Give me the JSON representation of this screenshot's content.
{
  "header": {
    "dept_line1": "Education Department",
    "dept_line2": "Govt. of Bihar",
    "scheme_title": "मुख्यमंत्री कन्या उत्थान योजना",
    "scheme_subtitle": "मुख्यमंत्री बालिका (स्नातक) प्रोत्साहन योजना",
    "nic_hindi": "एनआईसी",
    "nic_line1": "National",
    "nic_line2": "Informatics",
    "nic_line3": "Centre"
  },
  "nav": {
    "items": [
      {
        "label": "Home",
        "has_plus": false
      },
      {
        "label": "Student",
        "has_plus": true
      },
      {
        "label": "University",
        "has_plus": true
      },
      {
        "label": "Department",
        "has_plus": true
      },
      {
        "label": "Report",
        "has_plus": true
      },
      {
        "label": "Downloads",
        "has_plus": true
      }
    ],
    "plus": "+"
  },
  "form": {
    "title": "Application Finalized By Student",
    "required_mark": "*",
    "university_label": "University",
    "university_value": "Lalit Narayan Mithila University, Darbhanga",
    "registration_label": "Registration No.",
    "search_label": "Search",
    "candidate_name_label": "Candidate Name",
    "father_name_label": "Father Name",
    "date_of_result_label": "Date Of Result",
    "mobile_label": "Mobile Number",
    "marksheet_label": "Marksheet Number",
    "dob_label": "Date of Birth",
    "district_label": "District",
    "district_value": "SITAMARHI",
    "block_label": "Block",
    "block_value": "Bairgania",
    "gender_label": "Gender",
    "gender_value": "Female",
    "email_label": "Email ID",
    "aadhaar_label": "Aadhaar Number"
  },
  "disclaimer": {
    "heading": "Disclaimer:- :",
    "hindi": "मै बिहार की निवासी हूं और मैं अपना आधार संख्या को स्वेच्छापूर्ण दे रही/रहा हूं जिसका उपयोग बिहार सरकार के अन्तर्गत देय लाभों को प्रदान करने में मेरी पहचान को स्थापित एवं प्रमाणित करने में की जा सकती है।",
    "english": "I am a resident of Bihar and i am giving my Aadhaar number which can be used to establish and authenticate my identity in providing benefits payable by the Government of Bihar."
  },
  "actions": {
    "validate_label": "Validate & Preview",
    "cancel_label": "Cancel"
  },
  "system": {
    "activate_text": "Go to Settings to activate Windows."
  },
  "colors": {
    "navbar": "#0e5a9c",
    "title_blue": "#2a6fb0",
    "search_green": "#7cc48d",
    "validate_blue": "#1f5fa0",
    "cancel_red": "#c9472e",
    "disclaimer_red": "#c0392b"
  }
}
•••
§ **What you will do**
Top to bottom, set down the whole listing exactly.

§ **Written answer**
Give me the JSON representation of this screenshot's content.
{
  "header": {
    "dept_line1": "Education Department",
    "dept_line2": "Govt. of Bihar",
    "scheme_title": "मुख्यमंत्री कन्या उत्थान योजना",
    "scheme_subtitle": "मुख्यमंत्री बालिका (स्नातक) प्रोत्साहन योजना",
    "nic_hindi": "एनआईसी",
    "nic_line1": "National",
    "nic_line2": "Informatics",
    "nic_line3": "Centre"
  },
  "nav": {
    "items": [
      {
        "label": "Home",
        "has_plus": false
      },
      {
        "label": "Student",
        "has_plus": true
      },
      {
        "label": "University",
        "has_plus": true
      },
      {
        "label": "Department",
        "has_plus": true
      },
      {
        "label": "Report",
        "has_plus": true
      },
      {
        "label": "Downloads",
        "has_plus": true
      }
    ],
    "plus": "+"
  },
  "form": {
    "title": "Application Finalized By Student",
    "required_mark": "*",
    "university_label": "University",
    "university_value": "Lalit Narayan Mithila University, Darbhanga",
    "registration_label": "Registration No.",
    "search_label": "Search",
    "candidate_name_label": "Candidate Name",
    "father_name_label": "Father Name",
    "date_of_result_label": "Date Of Result",
    "mobile_label": "Mobile Number",
    "marksheet_label": "Marksheet Number",
    "dob_label": "Date of Birth",
    "district_label": "District",
    "district_value": "SITAMARHI",
    "block_label": "Block",
    "block_value": "Bairgania",
    "gender_label": "Gender",
    "gender_value": "Female",
    "email_label": "Email ID",
    "aadhaar_label": "Aadhaar Number"
  },
  "disclaimer": {
    "heading": "Disclaimer:- :",
    "hindi": "मै बिहार की निवासी हूं और मैं अपना आधार संख्या को स्वेच्छापूर्ण दे रही/रहा हूं जिसका उपयोग बिहार सरकार के अन्तर्गत देय लाभों को प्रदान करने में मेरी पहचान को स्थापित एवं प्रमाणित करने में की जा सकती है।",
    "english": "I am a resident of Bihar and i am giving my Aadhaar number which can be used to establish and authenticate my identity in providing benefits payable by the Government of Bihar."
  },
  "actions": {
    "validate_label": "Validate & Preview",
    "cancel_label": "Cancel"
  },
  "system": {
    "activate_text": "Go to Settings to activate Windows."
  },
  "colors": {
    "navbar": "#0e5a9c",
    "title_blue": "#2a6fb0",
    "search_green": "#7cc48d",
    "validate_blue": "#1f5fa0",
    "cancel_red": "#c9472e",
    "disclaimer_red": "#c0392b"
  }
}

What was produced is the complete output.